• **PROBLEM TO WORK ON**
Down to the last line, the material below should be reproduced exactly.

++++ SUPPLIED RECORDS ++++

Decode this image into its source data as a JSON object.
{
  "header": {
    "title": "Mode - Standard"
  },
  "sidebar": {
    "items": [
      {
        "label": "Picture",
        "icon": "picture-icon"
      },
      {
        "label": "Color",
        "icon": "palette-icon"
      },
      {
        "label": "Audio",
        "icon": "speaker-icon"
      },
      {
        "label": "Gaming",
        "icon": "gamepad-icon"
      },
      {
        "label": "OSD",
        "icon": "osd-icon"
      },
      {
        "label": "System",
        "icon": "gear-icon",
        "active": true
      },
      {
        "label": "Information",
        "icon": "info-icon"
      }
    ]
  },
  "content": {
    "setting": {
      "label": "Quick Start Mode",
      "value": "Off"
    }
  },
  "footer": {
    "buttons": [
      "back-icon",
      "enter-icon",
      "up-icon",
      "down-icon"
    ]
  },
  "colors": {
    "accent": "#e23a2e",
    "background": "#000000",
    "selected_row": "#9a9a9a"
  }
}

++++

• **WRITTEN ANSWER**
Decode this image into its source data as a JSON object.
{
  "header": {
    "title": "Mode - Standard"
  },
  "sidebar": {
    "items": [
      {
        "label": "Picture",
        "icon": "picture-icon"
      },
      {
        "label": "Color",
        "icon": "palette-icon"
      },
      {
        "label": "Audio",
        "icon": "speaker-icon"
      },
      {
        "label": "Gaming",
        "icon": "gamepad-icon"
      },
      {
        "label": "OSD",
        "icon": "osd-icon"
      },
      {
        "label": "System",
        "icon": "gear-icon",
        "active": true
      },
      {
        "label": "Information",
        "icon": "info-icon"
      }
    ]
  },
  "content": {
    "setting": {
      "label": "Quick Start Mode",
      "value": "Off"
    }
  },
  "footer": {
    "buttons": [
      "back-icon",
      "enter-icon",
      "up-icon",
      "down-icon"
    ]
  },
  "colors": {
    "accent": "#e23a2e",
    "background": "#000000",
    "selected_row": "#9a9a9a"
  }
}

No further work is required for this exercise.